Entries taken from a collection:
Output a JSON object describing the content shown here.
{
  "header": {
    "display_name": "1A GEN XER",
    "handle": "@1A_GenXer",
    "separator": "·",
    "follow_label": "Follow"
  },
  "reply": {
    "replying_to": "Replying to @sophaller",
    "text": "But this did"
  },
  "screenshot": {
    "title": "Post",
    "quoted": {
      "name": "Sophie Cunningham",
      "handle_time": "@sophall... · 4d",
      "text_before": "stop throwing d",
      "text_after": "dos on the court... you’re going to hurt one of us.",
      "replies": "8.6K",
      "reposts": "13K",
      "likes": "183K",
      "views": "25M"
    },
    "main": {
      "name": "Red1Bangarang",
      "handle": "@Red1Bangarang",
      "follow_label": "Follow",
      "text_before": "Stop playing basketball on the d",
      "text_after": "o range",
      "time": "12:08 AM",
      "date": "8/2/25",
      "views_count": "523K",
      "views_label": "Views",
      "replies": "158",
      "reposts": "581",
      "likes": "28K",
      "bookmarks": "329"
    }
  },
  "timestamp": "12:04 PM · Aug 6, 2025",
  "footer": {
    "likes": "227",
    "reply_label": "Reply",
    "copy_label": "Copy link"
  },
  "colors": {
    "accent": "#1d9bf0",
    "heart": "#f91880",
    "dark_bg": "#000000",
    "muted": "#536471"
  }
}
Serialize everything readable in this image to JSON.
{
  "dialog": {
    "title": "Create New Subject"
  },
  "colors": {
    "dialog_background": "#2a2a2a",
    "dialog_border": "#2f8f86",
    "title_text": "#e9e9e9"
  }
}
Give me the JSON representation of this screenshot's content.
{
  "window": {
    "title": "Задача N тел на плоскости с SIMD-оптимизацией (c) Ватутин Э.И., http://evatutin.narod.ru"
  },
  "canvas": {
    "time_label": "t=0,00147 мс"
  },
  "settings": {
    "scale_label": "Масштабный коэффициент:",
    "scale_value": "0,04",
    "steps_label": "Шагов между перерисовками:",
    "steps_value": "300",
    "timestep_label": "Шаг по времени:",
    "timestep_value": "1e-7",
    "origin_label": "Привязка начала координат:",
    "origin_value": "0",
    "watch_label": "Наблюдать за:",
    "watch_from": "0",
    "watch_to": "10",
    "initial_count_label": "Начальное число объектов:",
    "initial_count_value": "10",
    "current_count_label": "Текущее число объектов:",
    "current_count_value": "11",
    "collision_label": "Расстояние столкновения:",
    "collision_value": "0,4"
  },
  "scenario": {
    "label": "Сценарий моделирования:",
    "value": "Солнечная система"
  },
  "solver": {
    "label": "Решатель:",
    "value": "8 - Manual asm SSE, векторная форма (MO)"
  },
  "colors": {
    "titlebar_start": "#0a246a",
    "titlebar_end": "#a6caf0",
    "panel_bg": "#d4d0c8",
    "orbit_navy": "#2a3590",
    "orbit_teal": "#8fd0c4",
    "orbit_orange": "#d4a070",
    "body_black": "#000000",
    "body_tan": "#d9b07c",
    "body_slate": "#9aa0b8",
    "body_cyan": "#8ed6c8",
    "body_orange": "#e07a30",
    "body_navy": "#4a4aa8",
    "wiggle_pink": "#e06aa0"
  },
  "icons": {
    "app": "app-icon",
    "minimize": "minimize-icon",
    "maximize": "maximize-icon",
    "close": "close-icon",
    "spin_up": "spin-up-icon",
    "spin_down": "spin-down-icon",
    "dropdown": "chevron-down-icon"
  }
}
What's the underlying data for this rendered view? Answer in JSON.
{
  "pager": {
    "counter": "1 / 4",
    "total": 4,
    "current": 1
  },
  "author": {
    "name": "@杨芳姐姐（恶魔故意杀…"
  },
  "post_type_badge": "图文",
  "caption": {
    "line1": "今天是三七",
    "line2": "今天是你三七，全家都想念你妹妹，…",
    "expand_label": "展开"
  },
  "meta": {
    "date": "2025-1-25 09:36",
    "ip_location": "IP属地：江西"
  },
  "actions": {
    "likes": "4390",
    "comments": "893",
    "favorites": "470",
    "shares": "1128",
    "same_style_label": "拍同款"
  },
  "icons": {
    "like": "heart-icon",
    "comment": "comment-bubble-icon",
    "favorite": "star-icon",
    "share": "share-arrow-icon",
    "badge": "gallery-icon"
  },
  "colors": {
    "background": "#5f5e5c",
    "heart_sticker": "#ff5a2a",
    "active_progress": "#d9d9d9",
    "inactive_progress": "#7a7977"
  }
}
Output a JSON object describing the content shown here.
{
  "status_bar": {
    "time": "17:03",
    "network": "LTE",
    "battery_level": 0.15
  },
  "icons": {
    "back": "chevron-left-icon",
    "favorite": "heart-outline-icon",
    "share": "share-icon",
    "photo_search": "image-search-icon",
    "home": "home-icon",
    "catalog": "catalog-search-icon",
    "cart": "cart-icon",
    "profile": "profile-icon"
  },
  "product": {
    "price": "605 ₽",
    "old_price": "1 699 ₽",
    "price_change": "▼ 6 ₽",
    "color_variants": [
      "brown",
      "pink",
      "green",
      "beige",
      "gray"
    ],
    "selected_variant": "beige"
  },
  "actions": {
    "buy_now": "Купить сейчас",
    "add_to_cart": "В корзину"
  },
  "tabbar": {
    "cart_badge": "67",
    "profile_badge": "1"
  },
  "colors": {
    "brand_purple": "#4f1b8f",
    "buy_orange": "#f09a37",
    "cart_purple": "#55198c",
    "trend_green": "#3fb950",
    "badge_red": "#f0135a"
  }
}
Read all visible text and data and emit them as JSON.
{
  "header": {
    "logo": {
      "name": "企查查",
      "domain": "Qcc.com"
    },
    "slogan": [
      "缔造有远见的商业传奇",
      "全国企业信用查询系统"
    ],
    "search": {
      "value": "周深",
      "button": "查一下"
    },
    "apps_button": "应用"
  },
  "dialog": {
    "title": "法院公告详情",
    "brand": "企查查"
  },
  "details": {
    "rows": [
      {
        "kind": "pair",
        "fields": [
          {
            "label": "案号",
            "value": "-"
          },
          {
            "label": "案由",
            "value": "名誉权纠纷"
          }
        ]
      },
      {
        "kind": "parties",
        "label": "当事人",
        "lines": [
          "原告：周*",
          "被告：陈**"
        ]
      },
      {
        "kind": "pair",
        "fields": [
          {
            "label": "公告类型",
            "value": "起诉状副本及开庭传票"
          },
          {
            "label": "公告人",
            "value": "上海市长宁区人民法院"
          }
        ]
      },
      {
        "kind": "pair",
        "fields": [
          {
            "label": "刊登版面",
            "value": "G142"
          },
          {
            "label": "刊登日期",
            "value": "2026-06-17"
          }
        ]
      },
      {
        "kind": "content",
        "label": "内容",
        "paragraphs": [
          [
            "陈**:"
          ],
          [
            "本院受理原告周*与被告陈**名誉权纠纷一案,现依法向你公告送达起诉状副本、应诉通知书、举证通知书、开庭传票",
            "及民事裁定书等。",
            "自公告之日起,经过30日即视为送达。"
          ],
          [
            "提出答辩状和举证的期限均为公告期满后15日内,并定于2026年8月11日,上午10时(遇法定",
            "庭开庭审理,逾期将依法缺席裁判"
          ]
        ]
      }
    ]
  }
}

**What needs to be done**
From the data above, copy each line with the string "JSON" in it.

**Response to the task**
Output a JSON object describing the content shown here.
Serialize everything readable in this image to JSON.
Give me the JSON representation of this screenshot's content.
What's the underlying data for this rendered view? Answer in JSON.
Output a JSON object describing the content shown here.
Read all visible text and data and emit them as JSON.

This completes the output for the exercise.